### Provided records
☆ ☆ ☆ ☆

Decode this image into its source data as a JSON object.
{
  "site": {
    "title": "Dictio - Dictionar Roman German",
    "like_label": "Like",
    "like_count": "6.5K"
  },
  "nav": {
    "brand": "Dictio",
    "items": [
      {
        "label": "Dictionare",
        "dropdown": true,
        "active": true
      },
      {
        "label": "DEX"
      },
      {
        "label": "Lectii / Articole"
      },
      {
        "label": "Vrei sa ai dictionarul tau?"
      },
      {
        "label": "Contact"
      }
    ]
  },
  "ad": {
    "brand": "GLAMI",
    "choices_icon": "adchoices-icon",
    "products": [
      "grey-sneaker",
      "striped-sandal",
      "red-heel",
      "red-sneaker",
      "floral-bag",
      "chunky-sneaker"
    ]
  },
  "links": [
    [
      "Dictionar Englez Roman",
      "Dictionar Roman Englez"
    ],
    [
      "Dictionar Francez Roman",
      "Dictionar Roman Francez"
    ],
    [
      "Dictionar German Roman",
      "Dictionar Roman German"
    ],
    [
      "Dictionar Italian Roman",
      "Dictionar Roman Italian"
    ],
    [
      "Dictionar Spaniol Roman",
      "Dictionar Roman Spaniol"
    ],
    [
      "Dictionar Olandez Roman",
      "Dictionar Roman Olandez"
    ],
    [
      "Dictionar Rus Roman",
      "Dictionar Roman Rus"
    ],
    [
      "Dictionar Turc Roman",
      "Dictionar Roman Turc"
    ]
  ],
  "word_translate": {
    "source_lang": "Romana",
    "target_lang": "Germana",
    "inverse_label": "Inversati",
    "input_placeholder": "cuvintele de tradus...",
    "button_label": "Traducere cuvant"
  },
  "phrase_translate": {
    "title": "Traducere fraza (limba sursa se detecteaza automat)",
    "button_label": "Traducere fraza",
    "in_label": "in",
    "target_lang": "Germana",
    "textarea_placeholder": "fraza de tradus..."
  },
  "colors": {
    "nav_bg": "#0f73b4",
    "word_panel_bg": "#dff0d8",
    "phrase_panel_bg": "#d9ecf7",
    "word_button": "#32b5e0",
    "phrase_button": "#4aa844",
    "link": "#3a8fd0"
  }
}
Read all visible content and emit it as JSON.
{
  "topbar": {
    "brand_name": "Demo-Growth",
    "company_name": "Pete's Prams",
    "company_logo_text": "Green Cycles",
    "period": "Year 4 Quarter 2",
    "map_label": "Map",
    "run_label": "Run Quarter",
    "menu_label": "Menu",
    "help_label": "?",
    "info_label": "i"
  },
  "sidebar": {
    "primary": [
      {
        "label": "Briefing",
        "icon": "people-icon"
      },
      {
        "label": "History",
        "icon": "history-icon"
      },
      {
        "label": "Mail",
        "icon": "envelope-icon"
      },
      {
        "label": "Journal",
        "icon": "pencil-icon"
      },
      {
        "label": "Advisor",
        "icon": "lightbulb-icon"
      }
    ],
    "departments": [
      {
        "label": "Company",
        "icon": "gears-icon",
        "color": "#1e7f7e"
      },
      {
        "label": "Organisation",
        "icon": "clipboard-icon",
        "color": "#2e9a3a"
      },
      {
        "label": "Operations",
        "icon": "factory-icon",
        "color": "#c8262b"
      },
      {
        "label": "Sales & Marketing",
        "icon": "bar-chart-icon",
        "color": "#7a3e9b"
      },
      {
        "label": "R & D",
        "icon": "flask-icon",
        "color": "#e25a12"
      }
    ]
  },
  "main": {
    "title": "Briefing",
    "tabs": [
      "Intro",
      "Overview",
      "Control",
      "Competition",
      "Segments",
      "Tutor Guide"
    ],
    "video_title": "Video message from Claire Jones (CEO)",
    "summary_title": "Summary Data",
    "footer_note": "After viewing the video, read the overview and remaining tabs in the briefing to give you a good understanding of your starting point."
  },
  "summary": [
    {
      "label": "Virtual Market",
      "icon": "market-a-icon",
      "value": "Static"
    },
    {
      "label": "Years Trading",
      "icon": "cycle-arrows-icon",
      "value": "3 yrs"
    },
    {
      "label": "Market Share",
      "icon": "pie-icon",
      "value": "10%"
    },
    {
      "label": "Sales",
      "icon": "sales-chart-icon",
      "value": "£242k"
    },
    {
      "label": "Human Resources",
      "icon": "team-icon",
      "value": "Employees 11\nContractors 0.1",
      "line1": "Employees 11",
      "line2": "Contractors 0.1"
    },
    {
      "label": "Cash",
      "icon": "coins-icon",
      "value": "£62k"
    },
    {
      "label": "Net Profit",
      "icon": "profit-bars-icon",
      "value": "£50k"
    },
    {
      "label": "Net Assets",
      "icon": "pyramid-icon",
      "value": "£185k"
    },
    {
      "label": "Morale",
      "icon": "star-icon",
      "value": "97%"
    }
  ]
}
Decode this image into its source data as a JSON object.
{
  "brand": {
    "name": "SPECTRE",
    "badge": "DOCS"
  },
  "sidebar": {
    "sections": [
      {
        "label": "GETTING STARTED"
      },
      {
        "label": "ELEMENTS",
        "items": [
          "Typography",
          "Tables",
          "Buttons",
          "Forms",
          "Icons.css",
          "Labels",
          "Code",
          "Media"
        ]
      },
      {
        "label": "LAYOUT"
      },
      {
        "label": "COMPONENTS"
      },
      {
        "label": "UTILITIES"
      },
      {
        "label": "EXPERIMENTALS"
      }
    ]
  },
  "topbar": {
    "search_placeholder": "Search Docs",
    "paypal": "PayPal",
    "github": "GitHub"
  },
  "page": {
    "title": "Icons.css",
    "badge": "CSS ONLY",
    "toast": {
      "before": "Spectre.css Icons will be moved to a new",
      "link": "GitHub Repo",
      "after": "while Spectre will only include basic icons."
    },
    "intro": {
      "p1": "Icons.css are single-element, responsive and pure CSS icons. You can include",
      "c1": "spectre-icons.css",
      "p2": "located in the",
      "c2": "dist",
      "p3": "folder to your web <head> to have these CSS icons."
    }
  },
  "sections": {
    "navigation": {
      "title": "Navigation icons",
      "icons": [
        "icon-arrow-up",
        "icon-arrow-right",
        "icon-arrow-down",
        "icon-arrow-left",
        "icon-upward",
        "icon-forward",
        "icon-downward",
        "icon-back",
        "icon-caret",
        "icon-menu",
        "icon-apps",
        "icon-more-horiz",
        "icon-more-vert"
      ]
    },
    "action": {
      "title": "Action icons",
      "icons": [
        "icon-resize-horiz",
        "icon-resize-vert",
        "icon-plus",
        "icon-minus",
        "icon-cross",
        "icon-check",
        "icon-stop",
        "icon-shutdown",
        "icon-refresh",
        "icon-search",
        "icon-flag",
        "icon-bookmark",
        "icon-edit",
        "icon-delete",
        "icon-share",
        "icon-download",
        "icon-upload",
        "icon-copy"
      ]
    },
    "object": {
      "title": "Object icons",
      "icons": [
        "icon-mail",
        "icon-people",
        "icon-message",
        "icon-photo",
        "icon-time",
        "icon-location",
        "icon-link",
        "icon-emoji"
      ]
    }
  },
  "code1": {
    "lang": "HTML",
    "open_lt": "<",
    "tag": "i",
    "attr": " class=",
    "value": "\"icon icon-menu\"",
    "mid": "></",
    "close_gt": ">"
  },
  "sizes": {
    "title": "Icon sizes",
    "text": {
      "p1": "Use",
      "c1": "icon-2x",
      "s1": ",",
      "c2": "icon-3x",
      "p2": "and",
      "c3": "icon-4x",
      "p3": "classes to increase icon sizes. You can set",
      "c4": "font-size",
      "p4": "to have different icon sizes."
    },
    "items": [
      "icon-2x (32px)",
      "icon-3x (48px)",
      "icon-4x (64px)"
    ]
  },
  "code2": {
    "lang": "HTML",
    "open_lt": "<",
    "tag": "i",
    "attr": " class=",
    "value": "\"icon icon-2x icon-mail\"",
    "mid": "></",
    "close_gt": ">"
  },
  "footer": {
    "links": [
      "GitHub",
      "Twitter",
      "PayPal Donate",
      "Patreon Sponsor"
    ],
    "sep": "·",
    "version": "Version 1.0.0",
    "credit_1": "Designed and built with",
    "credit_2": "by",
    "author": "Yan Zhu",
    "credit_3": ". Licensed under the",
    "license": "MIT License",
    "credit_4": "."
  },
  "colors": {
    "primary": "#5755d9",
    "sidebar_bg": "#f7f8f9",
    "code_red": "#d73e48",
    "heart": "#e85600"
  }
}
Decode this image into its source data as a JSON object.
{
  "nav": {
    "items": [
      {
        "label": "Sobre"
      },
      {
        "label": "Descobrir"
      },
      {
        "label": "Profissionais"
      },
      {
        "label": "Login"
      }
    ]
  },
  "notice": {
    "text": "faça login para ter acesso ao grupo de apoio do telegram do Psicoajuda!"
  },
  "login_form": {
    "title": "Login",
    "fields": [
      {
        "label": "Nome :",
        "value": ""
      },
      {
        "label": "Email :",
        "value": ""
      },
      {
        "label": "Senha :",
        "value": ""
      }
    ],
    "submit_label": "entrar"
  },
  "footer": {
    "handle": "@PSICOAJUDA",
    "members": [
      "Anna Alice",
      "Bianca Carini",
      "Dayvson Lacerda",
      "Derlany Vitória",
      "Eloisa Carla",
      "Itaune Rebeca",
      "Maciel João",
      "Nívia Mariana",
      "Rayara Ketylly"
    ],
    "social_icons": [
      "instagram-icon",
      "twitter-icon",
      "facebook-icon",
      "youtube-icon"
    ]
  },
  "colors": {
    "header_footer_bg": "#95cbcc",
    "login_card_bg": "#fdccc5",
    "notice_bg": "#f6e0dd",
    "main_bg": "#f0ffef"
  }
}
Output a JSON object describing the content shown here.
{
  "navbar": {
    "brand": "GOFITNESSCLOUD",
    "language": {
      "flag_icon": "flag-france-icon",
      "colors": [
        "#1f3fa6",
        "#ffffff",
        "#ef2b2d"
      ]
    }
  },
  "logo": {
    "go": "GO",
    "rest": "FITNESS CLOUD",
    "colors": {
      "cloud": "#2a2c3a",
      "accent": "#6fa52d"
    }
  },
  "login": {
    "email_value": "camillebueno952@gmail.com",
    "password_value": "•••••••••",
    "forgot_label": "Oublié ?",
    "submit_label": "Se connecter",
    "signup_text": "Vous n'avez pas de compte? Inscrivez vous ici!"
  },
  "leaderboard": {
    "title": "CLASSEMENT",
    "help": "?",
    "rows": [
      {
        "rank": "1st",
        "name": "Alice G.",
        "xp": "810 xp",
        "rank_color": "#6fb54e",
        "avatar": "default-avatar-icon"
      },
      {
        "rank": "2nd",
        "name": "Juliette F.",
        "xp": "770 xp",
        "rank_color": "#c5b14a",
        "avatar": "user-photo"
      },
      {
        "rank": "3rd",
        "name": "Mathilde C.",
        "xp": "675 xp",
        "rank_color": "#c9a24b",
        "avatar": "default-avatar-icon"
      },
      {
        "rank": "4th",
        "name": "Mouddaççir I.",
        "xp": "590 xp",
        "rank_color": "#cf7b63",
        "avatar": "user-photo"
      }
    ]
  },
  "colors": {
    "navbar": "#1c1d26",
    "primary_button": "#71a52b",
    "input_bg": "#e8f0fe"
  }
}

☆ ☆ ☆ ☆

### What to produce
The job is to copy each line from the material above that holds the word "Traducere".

### Worked solution
    "button_label": "Traducere cuvant"
    "title": "Traducere fraza (limba sursa se detecteaza automat)",
    "button_label": "Traducere fraza",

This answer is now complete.